9. I appreciate Shanon's (2002) positive remarks about the intentions of my book to clarify epistemological and ontological issues of importance to psychological theorizing. His review is an outline of several "non- unorthodox", i.e. non-representational "minority views", which he takes to be distinguished precursors of his own views and the views argued in my book. Admittedly, all the views presented by Shanon could be said to stress the importance of understanding fundamental epistemological and ontological issues of concern to psychological theorising on cognition. That said, there is little common ground between them (i.e. between the views of, say, a Gibson, a Wittgenstein, a Vygotsky, a Merleau-Ponty, a Grof, a Chalmers, a Whitehead, a Maturana or a Varela) as to what this understanding amounts to, and little if any agreement as to the fundamental assumptions on which such understanding must build. The primary aim of my book is precisely to delineate such a common ground of assumptions. Not only assumptions which are intuitively reasonable, but which can be shown to be logically compelling. Assumptions, furthermore, by which to escape the confines of "the pendulum defining the history of ideas", and to enable a fresh start.
Manzotti, R. (2002). Why Physicalism and Constructivism will never be able to understand the Mind. Book review of Nini Praetorius on Cognition-Action. Psycologuy 13. (006) http://www.cogsci.soton.ac.uk/psyc-bin/newpsy?13.006
Praetorius, N. (2000). Principles of Cognition, Language and Action. Essays on the Foundations of a Science of Psychology. Dordrecht/London/New York: Kluwer Academic Press.
Praetorius, N. (2001). Precis of "Principle of Cognition, Language and Action. Psycoloquy 12 (027). http://www.cogsci.soton.ac.uk/psyc-bin/newpsy?12.027
Shanon, B. (2002). Cognition, Epistemology, Ontology.
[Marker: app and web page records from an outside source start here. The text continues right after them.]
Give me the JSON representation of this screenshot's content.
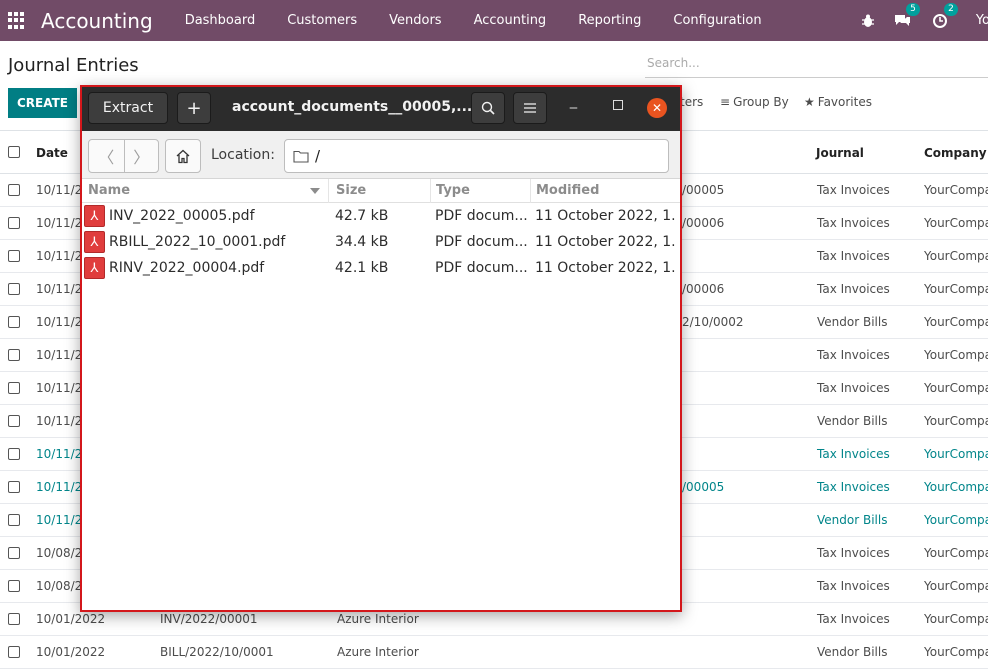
{
  "navbar": {
    "brand": "Accounting",
    "menu": [
      "Dashboard",
      "Customers",
      "Vendors",
      "Accounting",
      "Reporting",
      "Configuration"
    ],
    "chat_badge": "5",
    "activity_badge": "2",
    "user_initials": "Yo",
    "bg_color": "#714b67"
  },
  "control": {
    "title": "Journal Entries",
    "search_placeholder": "Search...",
    "create_label": "CREATE",
    "filters_label": "ters",
    "groupby_label": "Group By",
    "favorites_label": "Favorites"
  },
  "table": {
    "headers": {
      "date": "Date",
      "journal": "Journal",
      "company": "Company"
    },
    "rows": [
      {
        "date": "10/11/2",
        "number": "",
        "partner": "",
        "ref": "/00005",
        "journal": "Tax Invoices",
        "company": "YourCompa",
        "teal": false
      },
      {
        "date": "10/11/2",
        "number": "",
        "partner": "",
        "ref": "/00006",
        "journal": "Tax Invoices",
        "company": "YourCompa",
        "teal": false
      },
      {
        "date": "10/11/2",
        "number": "",
        "partner": "",
        "ref": "",
        "journal": "Tax Invoices",
        "company": "YourCompa",
        "teal": false
      },
      {
        "date": "10/11/2",
        "number": "",
        "partner": "",
        "ref": "/00006",
        "journal": "Tax Invoices",
        "company": "YourCompa",
        "teal": false
      },
      {
        "date": "10/11/2",
        "number": "",
        "partner": "",
        "ref": "2/10/0002",
        "journal": "Vendor Bills",
        "company": "YourCompa",
        "teal": false
      },
      {
        "date": "10/11/2",
        "number": "",
        "partner": "",
        "ref": "",
        "journal": "Tax Invoices",
        "company": "YourCompa",
        "teal": false
      },
      {
        "date": "10/11/2",
        "number": "",
        "partner": "",
        "ref": "",
        "journal": "Tax Invoices",
        "company": "YourCompa",
        "teal": false
      },
      {
        "date": "10/11/2",
        "number": "",
        "partner": "",
        "ref": "",
        "journal": "Vendor Bills",
        "company": "YourCompa",
        "teal": false
      },
      {
        "date": "10/11/2",
        "number": "",
        "partner": "",
        "ref": "",
        "journal": "Tax Invoices",
        "company": "YourCompa",
        "teal": true
      },
      {
        "date": "10/11/2",
        "number": "",
        "partner": "",
        "ref": "/00005",
        "journal": "Tax Invoices",
        "company": "YourCompa",
        "teal": true
      },
      {
        "date": "10/11/2",
        "number": "",
        "partner": "",
        "ref": "",
        "journal": "Vendor Bills",
        "company": "YourCompa",
        "teal": true
      },
      {
        "date": "10/08/2",
        "number": "",
        "partner": "",
        "ref": "",
        "journal": "Tax Invoices",
        "company": "YourCompa",
        "teal": false
      },
      {
        "date": "10/08/2",
        "number": "",
        "partner": "",
        "ref": "",
        "journal": "Tax Invoices",
        "company": "YourCompa",
        "teal": false
      },
      {
        "date": "10/01/2022",
        "number": "INV/2022/00001",
        "partner": "Azure Interior",
        "ref": "",
        "journal": "Tax Invoices",
        "company": "YourCompa",
        "teal": false
      },
      {
        "date": "10/01/2022",
        "number": "BILL/2022/10/0001",
        "partner": "Azure Interior",
        "ref": "",
        "journal": "Vendor Bills",
        "company": "YourCompa",
        "teal": false
      }
    ]
  },
  "dialog": {
    "extract_label": "Extract",
    "plus_label": "+",
    "title": "account_documents__00005,...",
    "location_label": "Location:",
    "location_path": "/",
    "columns": {
      "name": "Name",
      "size": "Size",
      "type": "Type",
      "modified": "Modified"
    },
    "files": [
      {
        "name": "INV_2022_00005.pdf",
        "size": "42.7 kB",
        "type": "PDF docum...",
        "modified": "11 October 2022, 1..."
      },
      {
        "name": "RBILL_2022_10_0001.pdf",
        "size": "34.4 kB",
        "type": "PDF docum...",
        "modified": "11 October 2022, 1..."
      },
      {
        "name": "RINV_2022_00004.pdf",
        "size": "42.1 kB",
        "type": "PDF docum...",
        "modified": "11 October 2022, 1..."
      }
    ],
    "accent_close": "#e95420",
    "border_color": "#d3171b"
  }
}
Book review of Nini Praetorius on Cognition-Action. Psycoloquy 13 (007). http://www.cogsci.soton.ac.uk/psyc-bin/newpsy?13.007